> Work order: Across the data below, count every line where the string "flickr" appears. Answer with the number alone.
++++ Records for processing ++++
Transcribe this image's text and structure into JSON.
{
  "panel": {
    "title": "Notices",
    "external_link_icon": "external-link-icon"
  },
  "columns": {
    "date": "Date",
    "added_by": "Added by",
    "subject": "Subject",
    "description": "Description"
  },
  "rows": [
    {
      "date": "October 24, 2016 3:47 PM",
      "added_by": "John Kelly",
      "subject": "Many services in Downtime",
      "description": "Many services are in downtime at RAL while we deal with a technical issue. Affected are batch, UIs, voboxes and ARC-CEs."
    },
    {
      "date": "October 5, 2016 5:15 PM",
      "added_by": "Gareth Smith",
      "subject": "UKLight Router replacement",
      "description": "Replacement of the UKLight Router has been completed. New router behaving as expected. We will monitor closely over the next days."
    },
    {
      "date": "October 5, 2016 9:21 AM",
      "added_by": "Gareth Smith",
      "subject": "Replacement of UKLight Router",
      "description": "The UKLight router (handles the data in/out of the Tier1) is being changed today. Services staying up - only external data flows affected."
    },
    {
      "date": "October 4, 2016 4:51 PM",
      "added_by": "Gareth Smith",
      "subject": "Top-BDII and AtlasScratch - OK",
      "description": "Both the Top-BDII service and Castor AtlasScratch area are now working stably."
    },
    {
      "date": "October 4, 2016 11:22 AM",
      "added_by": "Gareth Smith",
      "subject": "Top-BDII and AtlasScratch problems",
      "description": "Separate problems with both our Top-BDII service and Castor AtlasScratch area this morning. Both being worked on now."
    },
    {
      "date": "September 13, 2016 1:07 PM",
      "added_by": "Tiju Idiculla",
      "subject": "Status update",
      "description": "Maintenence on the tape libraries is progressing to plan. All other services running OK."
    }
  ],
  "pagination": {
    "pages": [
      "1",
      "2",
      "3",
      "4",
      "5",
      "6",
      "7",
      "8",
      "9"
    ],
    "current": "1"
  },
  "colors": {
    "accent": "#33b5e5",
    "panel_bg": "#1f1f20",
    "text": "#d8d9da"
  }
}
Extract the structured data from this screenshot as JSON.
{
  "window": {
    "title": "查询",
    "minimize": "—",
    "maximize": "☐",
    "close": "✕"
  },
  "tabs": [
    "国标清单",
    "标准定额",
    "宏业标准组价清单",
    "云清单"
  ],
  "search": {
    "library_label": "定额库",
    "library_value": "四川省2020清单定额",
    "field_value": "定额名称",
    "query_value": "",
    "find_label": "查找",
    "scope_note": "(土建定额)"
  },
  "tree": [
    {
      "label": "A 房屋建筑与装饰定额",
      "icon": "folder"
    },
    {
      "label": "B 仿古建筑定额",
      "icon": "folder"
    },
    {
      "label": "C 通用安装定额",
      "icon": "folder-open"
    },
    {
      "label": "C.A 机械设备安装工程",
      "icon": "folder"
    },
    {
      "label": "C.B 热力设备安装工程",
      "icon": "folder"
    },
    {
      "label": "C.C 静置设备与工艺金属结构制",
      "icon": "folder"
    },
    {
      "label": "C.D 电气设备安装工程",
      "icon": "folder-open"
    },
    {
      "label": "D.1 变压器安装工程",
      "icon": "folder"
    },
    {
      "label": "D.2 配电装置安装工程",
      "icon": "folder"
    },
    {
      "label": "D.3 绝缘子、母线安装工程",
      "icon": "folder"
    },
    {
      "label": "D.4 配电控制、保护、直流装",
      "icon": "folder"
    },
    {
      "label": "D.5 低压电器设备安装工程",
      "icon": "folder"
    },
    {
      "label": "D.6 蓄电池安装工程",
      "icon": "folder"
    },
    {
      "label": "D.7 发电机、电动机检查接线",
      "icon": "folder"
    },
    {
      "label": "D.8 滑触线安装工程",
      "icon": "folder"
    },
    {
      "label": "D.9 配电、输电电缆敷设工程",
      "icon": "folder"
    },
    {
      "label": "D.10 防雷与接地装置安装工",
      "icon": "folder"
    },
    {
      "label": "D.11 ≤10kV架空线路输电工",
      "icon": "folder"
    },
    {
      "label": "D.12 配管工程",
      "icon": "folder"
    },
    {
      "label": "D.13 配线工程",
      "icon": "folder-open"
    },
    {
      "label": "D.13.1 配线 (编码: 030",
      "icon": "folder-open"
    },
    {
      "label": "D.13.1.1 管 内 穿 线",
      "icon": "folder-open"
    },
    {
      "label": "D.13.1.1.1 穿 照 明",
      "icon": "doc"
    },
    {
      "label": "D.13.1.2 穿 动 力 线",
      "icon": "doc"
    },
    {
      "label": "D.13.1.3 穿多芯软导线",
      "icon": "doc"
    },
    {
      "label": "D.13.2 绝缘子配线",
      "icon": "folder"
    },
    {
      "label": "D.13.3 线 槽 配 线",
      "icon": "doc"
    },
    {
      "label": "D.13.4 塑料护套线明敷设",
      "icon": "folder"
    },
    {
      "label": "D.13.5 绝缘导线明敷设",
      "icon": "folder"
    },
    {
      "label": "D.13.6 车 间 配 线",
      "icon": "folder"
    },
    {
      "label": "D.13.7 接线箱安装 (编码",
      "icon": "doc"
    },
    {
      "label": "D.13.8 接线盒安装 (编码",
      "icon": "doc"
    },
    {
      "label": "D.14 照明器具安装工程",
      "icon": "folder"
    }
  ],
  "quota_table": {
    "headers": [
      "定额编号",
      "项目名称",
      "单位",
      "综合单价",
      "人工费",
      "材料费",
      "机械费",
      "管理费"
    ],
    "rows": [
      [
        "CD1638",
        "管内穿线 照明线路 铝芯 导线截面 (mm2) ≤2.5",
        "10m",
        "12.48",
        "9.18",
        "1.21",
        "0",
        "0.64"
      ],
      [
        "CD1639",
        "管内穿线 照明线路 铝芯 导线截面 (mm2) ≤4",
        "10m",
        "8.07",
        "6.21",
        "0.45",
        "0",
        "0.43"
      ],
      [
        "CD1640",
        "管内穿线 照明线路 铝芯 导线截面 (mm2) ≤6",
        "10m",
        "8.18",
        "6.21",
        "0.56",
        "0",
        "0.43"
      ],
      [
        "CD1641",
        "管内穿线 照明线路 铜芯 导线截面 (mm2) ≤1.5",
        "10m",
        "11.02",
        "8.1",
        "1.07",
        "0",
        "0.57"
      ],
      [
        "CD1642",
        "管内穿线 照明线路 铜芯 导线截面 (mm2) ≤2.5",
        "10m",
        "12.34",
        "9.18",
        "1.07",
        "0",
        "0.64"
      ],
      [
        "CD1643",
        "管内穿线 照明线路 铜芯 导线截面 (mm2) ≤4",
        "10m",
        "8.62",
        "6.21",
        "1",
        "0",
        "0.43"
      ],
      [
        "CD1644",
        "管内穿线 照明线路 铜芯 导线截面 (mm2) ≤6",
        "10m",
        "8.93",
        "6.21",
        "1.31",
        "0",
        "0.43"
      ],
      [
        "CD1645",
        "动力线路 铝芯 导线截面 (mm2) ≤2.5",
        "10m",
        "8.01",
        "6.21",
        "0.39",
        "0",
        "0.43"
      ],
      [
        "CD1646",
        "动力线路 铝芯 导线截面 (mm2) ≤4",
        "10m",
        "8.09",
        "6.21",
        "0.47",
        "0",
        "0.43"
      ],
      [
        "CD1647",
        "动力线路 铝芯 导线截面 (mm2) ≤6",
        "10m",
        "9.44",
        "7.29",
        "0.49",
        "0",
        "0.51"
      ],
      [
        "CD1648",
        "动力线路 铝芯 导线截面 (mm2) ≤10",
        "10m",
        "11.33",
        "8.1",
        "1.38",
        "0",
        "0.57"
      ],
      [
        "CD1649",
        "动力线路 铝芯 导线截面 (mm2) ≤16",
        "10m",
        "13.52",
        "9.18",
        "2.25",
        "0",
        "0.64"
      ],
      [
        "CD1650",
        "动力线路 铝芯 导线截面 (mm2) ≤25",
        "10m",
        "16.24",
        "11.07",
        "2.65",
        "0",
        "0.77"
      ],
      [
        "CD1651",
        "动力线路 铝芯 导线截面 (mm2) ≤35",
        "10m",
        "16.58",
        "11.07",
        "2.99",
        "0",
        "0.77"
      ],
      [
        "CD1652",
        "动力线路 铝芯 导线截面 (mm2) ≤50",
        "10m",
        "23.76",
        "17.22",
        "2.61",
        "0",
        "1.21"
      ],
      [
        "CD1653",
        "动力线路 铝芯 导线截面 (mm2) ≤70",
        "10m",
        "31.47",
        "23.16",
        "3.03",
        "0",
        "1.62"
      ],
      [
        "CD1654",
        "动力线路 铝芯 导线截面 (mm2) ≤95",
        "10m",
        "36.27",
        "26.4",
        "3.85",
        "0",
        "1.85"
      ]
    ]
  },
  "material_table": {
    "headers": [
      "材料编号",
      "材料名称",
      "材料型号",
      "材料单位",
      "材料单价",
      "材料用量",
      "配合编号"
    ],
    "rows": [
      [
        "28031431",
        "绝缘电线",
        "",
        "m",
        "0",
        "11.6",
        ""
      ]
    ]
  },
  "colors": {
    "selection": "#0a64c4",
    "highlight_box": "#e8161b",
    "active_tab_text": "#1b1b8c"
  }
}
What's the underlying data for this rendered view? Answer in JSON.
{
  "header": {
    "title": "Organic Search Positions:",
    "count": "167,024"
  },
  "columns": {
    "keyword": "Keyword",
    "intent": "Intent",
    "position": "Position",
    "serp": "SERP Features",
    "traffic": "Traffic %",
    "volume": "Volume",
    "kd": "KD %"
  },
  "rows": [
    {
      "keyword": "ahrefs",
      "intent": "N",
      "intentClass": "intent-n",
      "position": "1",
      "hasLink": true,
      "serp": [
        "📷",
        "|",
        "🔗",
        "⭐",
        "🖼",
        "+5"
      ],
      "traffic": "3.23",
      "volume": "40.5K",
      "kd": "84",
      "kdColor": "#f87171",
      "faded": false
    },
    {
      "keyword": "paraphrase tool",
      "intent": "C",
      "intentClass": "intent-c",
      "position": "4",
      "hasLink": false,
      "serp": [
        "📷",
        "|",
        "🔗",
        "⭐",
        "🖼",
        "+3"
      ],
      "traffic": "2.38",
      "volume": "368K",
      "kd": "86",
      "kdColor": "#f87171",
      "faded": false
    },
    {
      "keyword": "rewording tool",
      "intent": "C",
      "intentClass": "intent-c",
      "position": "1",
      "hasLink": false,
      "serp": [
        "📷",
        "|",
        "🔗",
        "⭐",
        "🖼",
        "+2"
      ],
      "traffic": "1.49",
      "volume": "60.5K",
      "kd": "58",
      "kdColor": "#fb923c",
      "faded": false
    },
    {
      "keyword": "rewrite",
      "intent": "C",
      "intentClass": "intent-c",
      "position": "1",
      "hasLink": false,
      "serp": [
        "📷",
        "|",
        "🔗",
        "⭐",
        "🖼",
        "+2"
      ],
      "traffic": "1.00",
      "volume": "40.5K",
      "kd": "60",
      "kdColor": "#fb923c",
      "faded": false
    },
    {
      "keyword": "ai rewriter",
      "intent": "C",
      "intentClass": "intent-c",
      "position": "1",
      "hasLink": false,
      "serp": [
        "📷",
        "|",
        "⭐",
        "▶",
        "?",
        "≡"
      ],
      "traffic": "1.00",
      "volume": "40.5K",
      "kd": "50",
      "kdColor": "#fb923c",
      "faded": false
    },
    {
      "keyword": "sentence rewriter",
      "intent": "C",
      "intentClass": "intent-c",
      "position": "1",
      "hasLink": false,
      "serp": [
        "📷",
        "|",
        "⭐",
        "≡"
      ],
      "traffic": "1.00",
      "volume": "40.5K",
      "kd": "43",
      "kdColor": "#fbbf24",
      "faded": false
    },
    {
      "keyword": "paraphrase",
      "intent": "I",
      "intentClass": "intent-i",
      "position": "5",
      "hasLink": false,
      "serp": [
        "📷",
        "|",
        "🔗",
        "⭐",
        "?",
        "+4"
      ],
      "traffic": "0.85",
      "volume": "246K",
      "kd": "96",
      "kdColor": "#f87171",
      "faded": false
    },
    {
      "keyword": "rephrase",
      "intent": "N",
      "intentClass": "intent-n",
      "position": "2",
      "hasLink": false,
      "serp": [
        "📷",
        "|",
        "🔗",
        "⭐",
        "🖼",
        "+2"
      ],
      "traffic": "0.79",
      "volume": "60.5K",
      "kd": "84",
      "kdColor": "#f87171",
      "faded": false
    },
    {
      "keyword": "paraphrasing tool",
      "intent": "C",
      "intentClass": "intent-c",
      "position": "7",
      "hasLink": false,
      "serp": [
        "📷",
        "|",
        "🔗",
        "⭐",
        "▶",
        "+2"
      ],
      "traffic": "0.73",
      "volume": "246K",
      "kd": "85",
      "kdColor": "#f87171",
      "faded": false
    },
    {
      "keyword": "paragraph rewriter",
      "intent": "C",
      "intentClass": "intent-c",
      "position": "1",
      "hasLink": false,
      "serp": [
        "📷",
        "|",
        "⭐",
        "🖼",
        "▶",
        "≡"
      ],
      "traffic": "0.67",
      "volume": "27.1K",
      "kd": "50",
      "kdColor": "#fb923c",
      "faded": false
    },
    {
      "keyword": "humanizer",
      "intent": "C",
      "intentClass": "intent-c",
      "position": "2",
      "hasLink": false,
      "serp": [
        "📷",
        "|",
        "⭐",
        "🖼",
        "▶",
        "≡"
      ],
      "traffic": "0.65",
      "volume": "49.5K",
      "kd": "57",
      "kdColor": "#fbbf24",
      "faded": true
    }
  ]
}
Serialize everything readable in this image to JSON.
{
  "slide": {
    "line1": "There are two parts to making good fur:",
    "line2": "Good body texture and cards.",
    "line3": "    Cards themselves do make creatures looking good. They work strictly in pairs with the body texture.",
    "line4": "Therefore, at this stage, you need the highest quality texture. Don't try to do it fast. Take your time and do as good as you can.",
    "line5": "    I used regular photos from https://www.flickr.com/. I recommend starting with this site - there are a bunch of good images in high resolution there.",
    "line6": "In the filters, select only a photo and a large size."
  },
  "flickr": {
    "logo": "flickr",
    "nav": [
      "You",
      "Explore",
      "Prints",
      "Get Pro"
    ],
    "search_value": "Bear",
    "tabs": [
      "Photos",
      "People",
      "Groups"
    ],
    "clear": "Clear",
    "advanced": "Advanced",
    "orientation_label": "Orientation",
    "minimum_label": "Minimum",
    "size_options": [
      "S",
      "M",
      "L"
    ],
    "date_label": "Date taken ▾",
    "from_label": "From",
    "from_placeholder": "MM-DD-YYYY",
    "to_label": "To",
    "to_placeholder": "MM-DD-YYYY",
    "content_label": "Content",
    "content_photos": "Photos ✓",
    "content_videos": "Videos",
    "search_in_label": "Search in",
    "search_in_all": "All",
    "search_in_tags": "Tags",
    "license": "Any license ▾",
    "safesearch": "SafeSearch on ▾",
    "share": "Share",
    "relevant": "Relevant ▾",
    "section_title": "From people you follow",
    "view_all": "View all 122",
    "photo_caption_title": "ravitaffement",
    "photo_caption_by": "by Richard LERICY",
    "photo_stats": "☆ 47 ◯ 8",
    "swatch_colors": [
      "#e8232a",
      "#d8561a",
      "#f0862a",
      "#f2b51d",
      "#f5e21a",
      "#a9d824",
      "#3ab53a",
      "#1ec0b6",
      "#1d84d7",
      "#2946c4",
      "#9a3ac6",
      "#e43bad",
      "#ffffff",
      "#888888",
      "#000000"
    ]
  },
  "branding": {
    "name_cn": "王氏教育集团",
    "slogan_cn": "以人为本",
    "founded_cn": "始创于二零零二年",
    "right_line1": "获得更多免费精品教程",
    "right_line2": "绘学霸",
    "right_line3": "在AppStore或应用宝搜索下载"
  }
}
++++
> Answer section: 3